ORLANDO (ICIS)--The trend to upgrade technology and go digital, also known as Industry 4.0, can have unforeseen inefficiencies and possible security vulnerabilities, a US-based industrial automation services firm said on Friday.
“I’m not saying, 'don’t do it',” Automation & Control Inc president Ron Iannacone said on the sidelines of this year's National Plastics Exposition (NPE). “We’re in the innovation field. But don’t make it out that everybody’s going to have it.”
Despite advances in technology, there is no 100% foolproof system, Iannacone noted.
“I think the problem is, people want 100%,” he said. “They want a computer to tell them everything that can go wrong with a machine.

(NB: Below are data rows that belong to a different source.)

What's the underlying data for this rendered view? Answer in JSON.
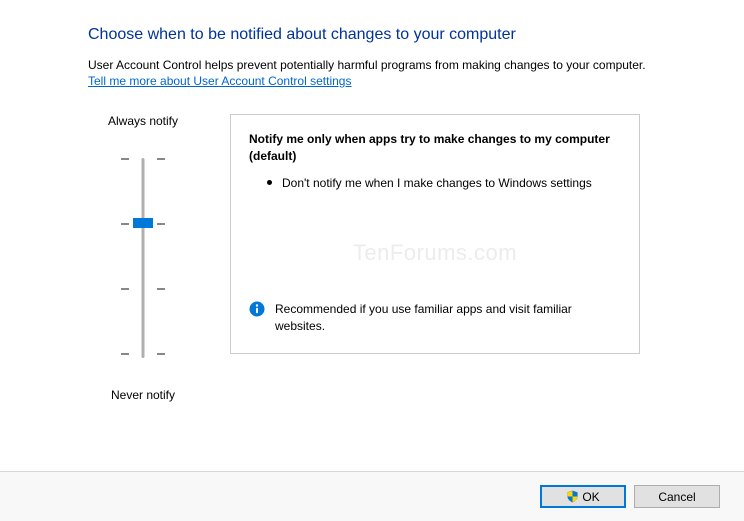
{
  "title": "Choose when to be notified about changes to your computer",
  "description": "User Account Control helps prevent potentially harmful programs from making changes to your computer.",
  "link_text": "Tell me more about User Account Control settings",
  "slider": {
    "top_label": "Always notify",
    "bottom_label": "Never notify",
    "levels": 4,
    "current_level": 2
  },
  "info": {
    "heading": "Notify me only when apps try to make changes to my computer (default)",
    "bullet": "Don't notify me when I make changes to Windows settings",
    "recommendation": "Recommended if you use familiar apps and visit familiar websites."
  },
  "watermark": "TenForums.com",
  "buttons": {
    "ok": "OK",
    "cancel": "Cancel"
  }
}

It’s not going to happen, probably ever.”
Simple human error is the largest variable to complicate predictive analytics, he noted.
“The machinery is so complex, and there are so many things that can affect the operation of equipment,” Iannacone said. “You can’t put robots on everything. You still need a human operator.”
He was also critical of relying on industrial internet of things (IoT) for one or two portions of a facility floor.
“Original Equipment Manufacturers (OEM) ask me my opinion on the internet of things as it applies to manufacturing,” Iannacone explained. “I said, 'it’s a joke'. Unless you do what we do and tie everything together in the whole plant floor, you’re only going to get it (IoT) on that one machine,” he said.
Iannacone compared the situation to owning a Tesla electric vehicle (EV) with diagnostic readouts, next to a 1974 Chevrolet. Having one smart vehicle doesn’t increase the amount of data you can monitor for both, he said.
In addition, some company information is sensitive enough that utilising ditigalisation techniques reduces security instead of the intended effect of increasing it, he said.
“We do data collection. We collect machine and process data for major companies,” he said. “Customer information. Lot number. Critical process information that is key to the business. A lot of which is proprietary.”
Industrial information can be sensitive enough, Iannacone said, that certain customers will say outright they’re not interested in trends such as cloud computing, the act of hosting information on a remote network of servers offsite from company property.
“The trend is to put data on the cloud,” he said. “But our customers don’t want anything on the cloud. Some customers won’t even let you remote connect to information. One of our customers doesn’t even want to exhibit here because their information is so proprietary.”
Collecting data for companies who serve customers in the automotive industry is a particular issue, he said, noting the competitiveness in the automotive sector.